|Andrena cineraria (Ashy mining bee)|
Yet, if I gave the same people a box of coloured pencils and asked them to draw me a bee, most would probably draw something black, yellow and black striped in the shape of a rugby ball; basically something more akin to a bumblebee. So there is clearly a little confusion.
I thought it might help if I wrote down some very basic information to help clear up some of this confusion..........
There are over 20,000 different species of bee in the world.
All 'worker bees' are female.

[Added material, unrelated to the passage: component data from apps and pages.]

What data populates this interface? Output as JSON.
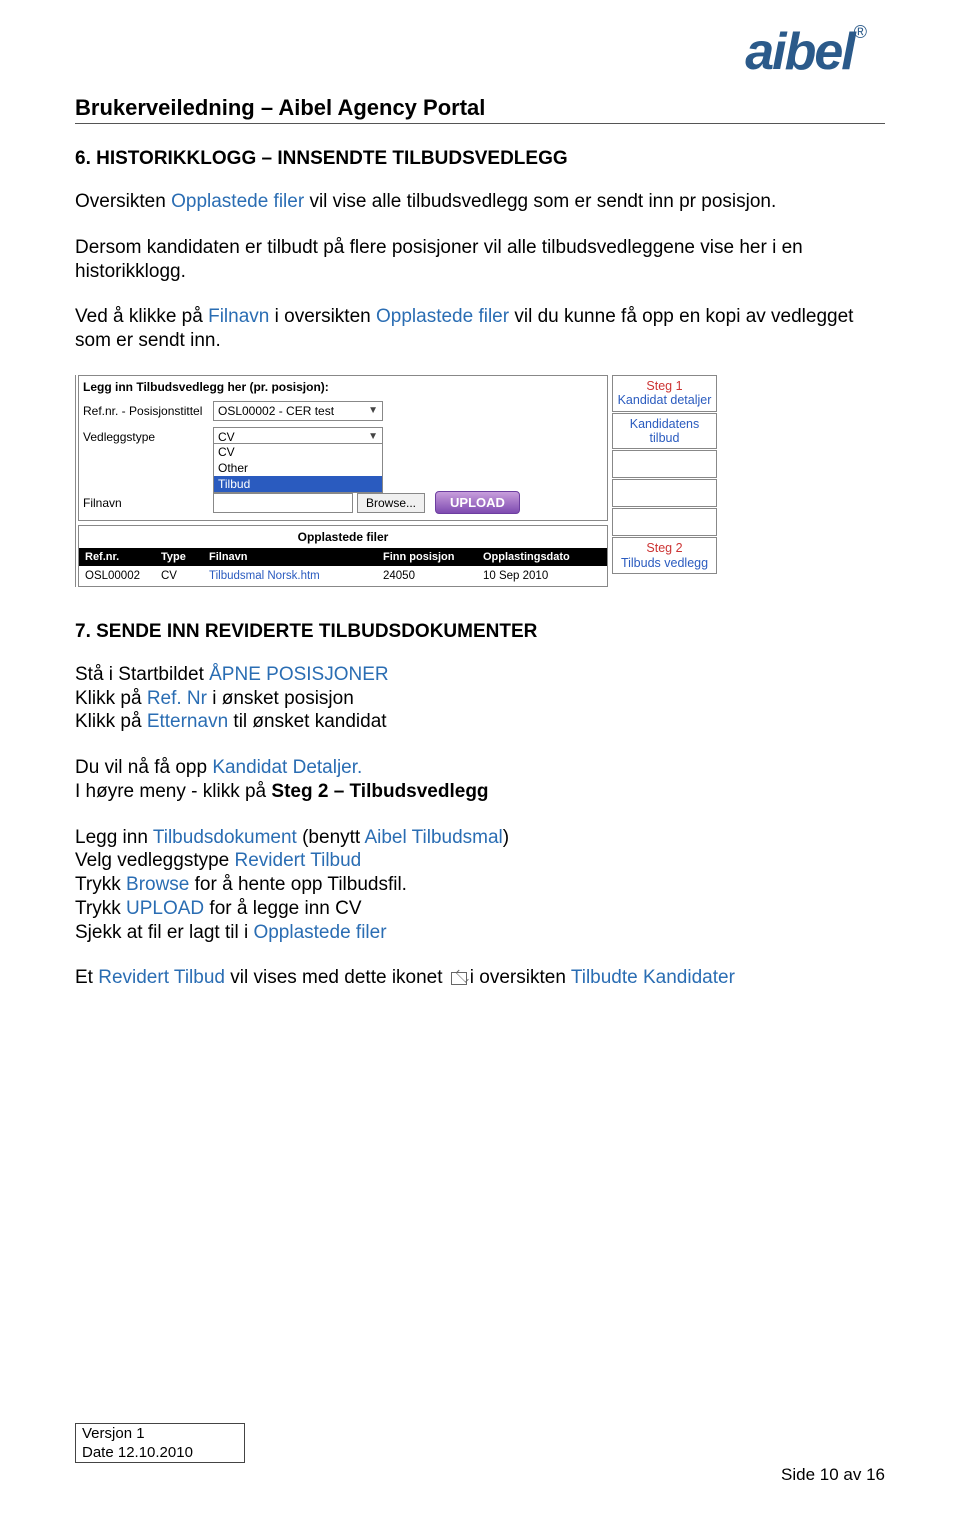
{
  "header": {
    "logo_text": "aibel",
    "logo_reg": "®",
    "doc_title": "Brukerveiledning – Aibel Agency Portal"
  },
  "section6": {
    "heading": "6. HISTORIKKLOGG – INNSENDTE TILBUDSVEDLEGG",
    "p1_pre": "Oversikten ",
    "p1_link": "Opplastede filer",
    "p1_post": " vil vise alle tilbudsvedlegg som er sendt inn pr posisjon.",
    "p2": "Dersom kandidaten er tilbudt på flere posisjoner vil alle tilbudsvedleggene vise her i en historikklogg.",
    "p3_pre": "Ved å klikke på ",
    "p3_l1": "Filnavn",
    "p3_mid": "  i oversikten ",
    "p3_l2": "Opplastede filer",
    "p3_post": " vil du kunne få opp en kopi av vedlegget som er sendt inn."
  },
  "screenshot": {
    "panel_title": "Legg inn Tilbudsvedlegg her (pr. posisjon):",
    "row_ref_label": "Ref.nr. - Posisjonstittel",
    "row_ref_value": "OSL00002 - CER test",
    "row_type_label": "Vedleggstype",
    "row_type_value": "CV",
    "dd_options": [
      "CV",
      "Other",
      "Tilbud"
    ],
    "row_file_label": "Filnavn",
    "browse": "Browse...",
    "upload": "UPLOAD",
    "uploaded_title": "Opplastede filer",
    "uh_ref": "Ref.nr.",
    "uh_type": "Type",
    "uh_fil": "Filnavn",
    "uh_pos": "Finn posisjon",
    "uh_dato": "Opplastingsdato",
    "ur": {
      "ref": "OSL00002",
      "type": "CV",
      "fil": "Tilbudsmal Norsk.htm",
      "pos": "24050",
      "dato": "10 Sep 2010"
    },
    "side": {
      "steg1_t": "Steg 1",
      "steg1_s": "Kandidat detaljer",
      "kt": "Kandidatens tilbud",
      "steg2_t": "Steg 2",
      "steg2_s": "Tilbuds vedlegg"
    }
  },
  "section7": {
    "heading": "7. SENDE INN REVIDERTE TILBUDSDOKUMENTER",
    "l1_pre": "Stå i Startbildet ",
    "l1_link": "ÅPNE POSISJONER",
    "l2_pre": "Klikk på ",
    "l2_link": "Ref. Nr",
    "l2_post": " i ønsket posisjon",
    "l3_pre": "Klikk på ",
    "l3_link": "Etternavn",
    "l3_post": " til ønsket kandidat",
    "l4_pre": "Du vil nå få opp ",
    "l4_link": "Kandidat Detaljer.",
    "l5_pre": "I høyre meny - klikk på ",
    "l5_bold": "Steg 2 – Tilbudsvedlegg",
    "l6_pre": "Legg inn ",
    "l6_l1": "Tilbudsdokument",
    "l6_mid": " (benytt ",
    "l6_l2": "Aibel Tilbudsmal",
    "l6_post": ")",
    "l7_pre": "Velg vedleggstype ",
    "l7_link": "Revidert Tilbud",
    "l8_pre": "Trykk ",
    "l8_link": "Browse",
    "l8_post": " for å hente opp Tilbudsfil.",
    "l9_pre": "Trykk ",
    "l9_link": "UPLOAD",
    "l9_post": " for å legge inn CV",
    "l10_pre": "Sjekk at fil er lagt til i ",
    "l10_link": "Opplastede filer",
    "l11_pre": "Et ",
    "l11_l1": "Revidert Tilbud",
    "l11_mid": " vil vises med dette ikonet ",
    "l11_post": "i oversikten ",
    "l11_l2": "Tilbudte Kandidater"
  },
  "footer": {
    "v": "Versjon 1",
    "d": "Date 12.10.2010",
    "page": "Side 10 av 16"
  }
}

After mating, female solitary bees make nests. They do this either by excavating tunnels in the ground (ground nesting) or using pre-existing cavities in walls, trees, plant stems etc (cavity nesting). The females provision their nests with sufficient pollen for the larvae to feed on when they hatch, then they lay an egg alongside each lump of pollen, seal the nest, and die before their young complete their life cycles to become adult bees. These new adult bees remain in hibernation in their nests throughout autumn and winter... and emerge the following year in spring or summer to start their life cycle all over again.
Only female bees have a sting. Male bees do not. If a honeybee worker stings you, she dies. If bumblebees sting (which they very rarely do) they will not die. This is because the honeybee sting is barbed, whereas the bumblebee sting is more like a needle. Apart from a few exceptions, solitary bee stings are mostly redundant and incapable of even piercing the human skin.
The most important thing of all is that we provide food and habitat for ALL of these species. They all pollinate different plants, in different ways, at different times of the year, and in different habitats. DIVERSITY is the key! It is equally important that we provide for other pollinating insects like butterflies, moths, hoverflies, beetles, wasps and flies.
|Apis mellifera (Honeybee)|
|Bombus terrestris (Buff-tailed bumblebee)|
|Megachile centuncularis (Patchwork leafcutter bee)|
|Halictus rubicundus (Orange-legged Furrow-bee)|